Style: American Oud Bruin/ Sour Flemish-Style Brown Ale
From: Hooksett, New Hampshire
Bottled On: Fall 2012
Brewer’s Note: “Think back to a time before brewing was a science, before hydrometers and Quality Assurance labs, when bacteria and wild yeast would roam free and produce zippy, tart, wild ales. At White Birch, we spend an inordinate amount of time imagining that era and wishing we were there. Give us that oude time religion, those darkly sweet and sour ales. Oude Timey was brewed for that era. A strong, ruby dark, punchy sour ale with a bright side. Pour into your favorite chalice, and tip one back for the good oude days.”
The White Birch Label is fairly streamlined and uniform, no matter the beer, which (as I mentioned in my Jack’s Abby reviews) is not always my favorite thing. I’m going to use the same review for all of them. If you read one of my White Birch reviews already then don’t bother reading my label review and just skip down to the beer review… I like how the background of the label looks like light birch bark, and I like the White Birch logo as well, but the rest of the beer is really cluttered with simple font text, and the change of color in text to highlight what the beer is just doesn’t seem to mesh nicely visually, which is too bad. I do give the brewery major credit for clearly posting right on the front of the beer when the beer was bottled on in big clear letters. Every brewery should do this. Cheers to White Birch for doing it. That being said, I’m really not in love with the White Birch label. It just feels to cluttered and dull. I would say it’s probably not worth scrapbooking, nor shelving, though the bottles clear “bottled on” date makes the beers themselves ideal for cellaring (when the beer style is appropriate for cellaring…).
The beer pours a very dark red that glows ruby in the light. The beer pours with a light tan head and sits at a finger’s width above the glass with tight medium sized bubbles. The beer’s body is dark but seems to be clean of particles. The beer’s lacing is too slick to last on the sides of the glass. On the nose, the beer smells lightly tart with a nice roasted caramel body to the smell. Tart green apples dipped in caramel is really what this beer smells like. It’s not quite as sweet as that, but it has all of those nuances. The candied malts do tilt a little towards the boozy side at times on the nose, but it is not overpowering. On the tongue, the beer tastes light but tart and then sweet. The flavor begins as tart green apple which moves towards a more irony taste as the light caramel roast moves over the tongue to finish with a light cocoa chocolate flavor. The flavors are light but interesting. The aftertaste lingers with iron and a touch of tart green apple. On the mouth, the beer feels medium light with a prickly carbonation on the tongue. The mouth is left slightly puckering and damp with acidity.
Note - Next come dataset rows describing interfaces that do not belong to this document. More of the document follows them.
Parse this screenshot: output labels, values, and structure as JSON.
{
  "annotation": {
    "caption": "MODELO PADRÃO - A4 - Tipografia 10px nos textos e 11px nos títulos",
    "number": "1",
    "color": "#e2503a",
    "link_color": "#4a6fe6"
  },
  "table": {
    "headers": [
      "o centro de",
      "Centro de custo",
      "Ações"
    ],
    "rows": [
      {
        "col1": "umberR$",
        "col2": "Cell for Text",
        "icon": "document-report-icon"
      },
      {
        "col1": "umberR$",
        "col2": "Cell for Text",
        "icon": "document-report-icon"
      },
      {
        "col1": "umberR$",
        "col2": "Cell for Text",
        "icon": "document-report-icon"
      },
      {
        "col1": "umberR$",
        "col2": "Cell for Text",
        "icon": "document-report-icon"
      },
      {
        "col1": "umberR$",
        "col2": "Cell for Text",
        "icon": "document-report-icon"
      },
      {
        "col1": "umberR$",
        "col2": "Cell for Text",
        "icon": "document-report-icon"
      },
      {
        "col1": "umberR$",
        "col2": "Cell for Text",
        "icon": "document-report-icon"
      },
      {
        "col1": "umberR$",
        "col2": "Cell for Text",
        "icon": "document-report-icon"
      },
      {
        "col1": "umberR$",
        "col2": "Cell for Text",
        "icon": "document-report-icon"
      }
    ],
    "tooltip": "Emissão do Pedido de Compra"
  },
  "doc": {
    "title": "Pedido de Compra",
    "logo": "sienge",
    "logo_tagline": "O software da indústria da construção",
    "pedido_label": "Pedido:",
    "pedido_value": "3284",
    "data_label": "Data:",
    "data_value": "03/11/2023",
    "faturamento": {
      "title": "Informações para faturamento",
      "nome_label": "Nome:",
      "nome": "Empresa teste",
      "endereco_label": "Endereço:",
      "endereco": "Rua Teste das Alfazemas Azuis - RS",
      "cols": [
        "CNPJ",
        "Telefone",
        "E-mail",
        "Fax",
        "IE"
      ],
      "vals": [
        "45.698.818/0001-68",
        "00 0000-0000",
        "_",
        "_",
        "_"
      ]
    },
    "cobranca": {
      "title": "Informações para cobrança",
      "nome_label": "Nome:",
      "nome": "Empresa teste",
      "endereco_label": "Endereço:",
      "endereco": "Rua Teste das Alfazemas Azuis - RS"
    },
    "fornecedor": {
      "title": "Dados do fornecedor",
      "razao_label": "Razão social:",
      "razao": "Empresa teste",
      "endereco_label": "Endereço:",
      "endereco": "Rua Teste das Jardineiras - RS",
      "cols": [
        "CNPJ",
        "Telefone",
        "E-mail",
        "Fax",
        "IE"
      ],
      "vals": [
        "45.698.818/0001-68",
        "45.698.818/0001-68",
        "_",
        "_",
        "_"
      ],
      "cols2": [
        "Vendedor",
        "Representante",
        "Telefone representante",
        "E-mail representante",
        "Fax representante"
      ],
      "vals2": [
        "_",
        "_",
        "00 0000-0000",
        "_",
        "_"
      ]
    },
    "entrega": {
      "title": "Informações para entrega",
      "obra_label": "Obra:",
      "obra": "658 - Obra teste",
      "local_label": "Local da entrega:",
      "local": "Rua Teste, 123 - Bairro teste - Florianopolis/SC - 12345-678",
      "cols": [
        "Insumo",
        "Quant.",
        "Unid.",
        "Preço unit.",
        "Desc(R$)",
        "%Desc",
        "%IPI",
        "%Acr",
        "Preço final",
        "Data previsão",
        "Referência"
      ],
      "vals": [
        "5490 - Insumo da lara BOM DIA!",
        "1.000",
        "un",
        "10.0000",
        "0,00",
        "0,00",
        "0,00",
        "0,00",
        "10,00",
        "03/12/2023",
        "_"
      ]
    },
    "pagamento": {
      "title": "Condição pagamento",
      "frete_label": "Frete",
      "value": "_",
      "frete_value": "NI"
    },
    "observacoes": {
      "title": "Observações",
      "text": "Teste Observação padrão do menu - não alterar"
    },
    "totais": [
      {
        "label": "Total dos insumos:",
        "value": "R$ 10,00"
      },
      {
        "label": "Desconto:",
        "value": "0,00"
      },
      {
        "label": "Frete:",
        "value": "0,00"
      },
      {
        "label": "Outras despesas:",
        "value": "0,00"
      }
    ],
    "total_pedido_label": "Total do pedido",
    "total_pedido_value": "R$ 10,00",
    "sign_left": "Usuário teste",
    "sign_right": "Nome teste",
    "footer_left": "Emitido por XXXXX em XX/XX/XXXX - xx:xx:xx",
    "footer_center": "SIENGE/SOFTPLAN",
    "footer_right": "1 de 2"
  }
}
Overall, this beer is not terrible. It has some interesting flavors, and some nice tartness. It is a little mellow in flavor, but does have a slightly “blood-like” flavor to it, similar to Monk’s Blood by 21st Amendment. It is interesting, but did not blow me away. I wouldn’t buy this beer again, but I’m not disappointed I tried it.